Oregon State Senator Ben Westlund has undergone many status transformations during the past year. It wasn’t until February 14, 2006–which he’s quick to remind you is Oregon’s birthday–that he threw in his GOP registration to ‘declare his independence’ as a non-affiliated voter. Now, after withdrawing from a gubernatorial bid, a switch to the Democratic Party, and passage of his landmark health care reform bill (SB 329), he’s considering another transition.
No, he won’t be the fifth Democratic Senator to express interest or announce for the Secretary of State post. He’s looking at the State Treasurer job, if he hasn’t decided to go for it already. But there’s one little thing holding him back: campaign debt.
But before I can launch another campaign, for my Senate seat or State Treasurer, I must wrap up the last one and reduce the debt left when I withdrew from the Governor’s race so as not to be a spoiler.
He’s going to need the money either way. Senate District 27, which comprises almost all of Deschutes County, is growing increasingly moderate due to the ever-growing city of Bend, but the Republican Party still has a strong presence in this area. The two House members incorporated under SD 27, Rep. Gene Whisnant and Rep. Chuck Burley, are both entrenched Republicans. Even though Burley and Whisnant are both likely seeking re-election to the House, Westlund would face a difficult race in a district that last time elected him as a Republican.
The State Treasurer job doesn’t look like a clear path to victory, either. Though the two other most commonly mentioned candidates for the job, Senators Ryan Deckert and Richard Devlin, have now settled into other positions, there is still a good deal of interest in the Treasurer job from the Democratic side. The current office-holder, Randall Edwards, faces the inevitable term-limit.
But before Westlund can be Westlund again, taking on another political transformation, he’s looking for some help.

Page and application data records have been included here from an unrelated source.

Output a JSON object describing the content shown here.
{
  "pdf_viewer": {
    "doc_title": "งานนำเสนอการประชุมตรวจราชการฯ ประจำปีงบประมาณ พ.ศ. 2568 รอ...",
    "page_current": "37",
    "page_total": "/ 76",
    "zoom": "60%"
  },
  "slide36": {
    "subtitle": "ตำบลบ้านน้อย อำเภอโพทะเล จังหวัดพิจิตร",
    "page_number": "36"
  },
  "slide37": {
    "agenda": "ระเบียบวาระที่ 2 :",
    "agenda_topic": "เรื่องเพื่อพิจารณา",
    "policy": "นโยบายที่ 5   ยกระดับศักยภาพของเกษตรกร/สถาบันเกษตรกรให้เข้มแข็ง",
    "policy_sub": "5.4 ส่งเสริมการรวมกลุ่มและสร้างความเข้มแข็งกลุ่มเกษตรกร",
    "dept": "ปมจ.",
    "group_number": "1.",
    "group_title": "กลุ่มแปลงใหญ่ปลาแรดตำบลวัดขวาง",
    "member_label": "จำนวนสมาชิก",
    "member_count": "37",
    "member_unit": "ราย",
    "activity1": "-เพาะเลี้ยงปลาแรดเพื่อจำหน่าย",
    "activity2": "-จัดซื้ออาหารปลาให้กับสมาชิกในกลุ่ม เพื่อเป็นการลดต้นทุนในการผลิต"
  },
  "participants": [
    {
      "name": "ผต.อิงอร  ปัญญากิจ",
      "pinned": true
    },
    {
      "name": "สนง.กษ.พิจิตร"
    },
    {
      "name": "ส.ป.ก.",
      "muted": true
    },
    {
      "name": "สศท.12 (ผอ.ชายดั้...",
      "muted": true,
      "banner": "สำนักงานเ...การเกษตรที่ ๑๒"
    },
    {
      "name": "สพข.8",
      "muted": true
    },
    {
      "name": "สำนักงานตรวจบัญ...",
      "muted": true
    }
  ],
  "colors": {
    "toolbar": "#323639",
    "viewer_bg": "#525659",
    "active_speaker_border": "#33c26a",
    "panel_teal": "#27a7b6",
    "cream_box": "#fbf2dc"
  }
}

He can only hope that no one else officially enters before he does.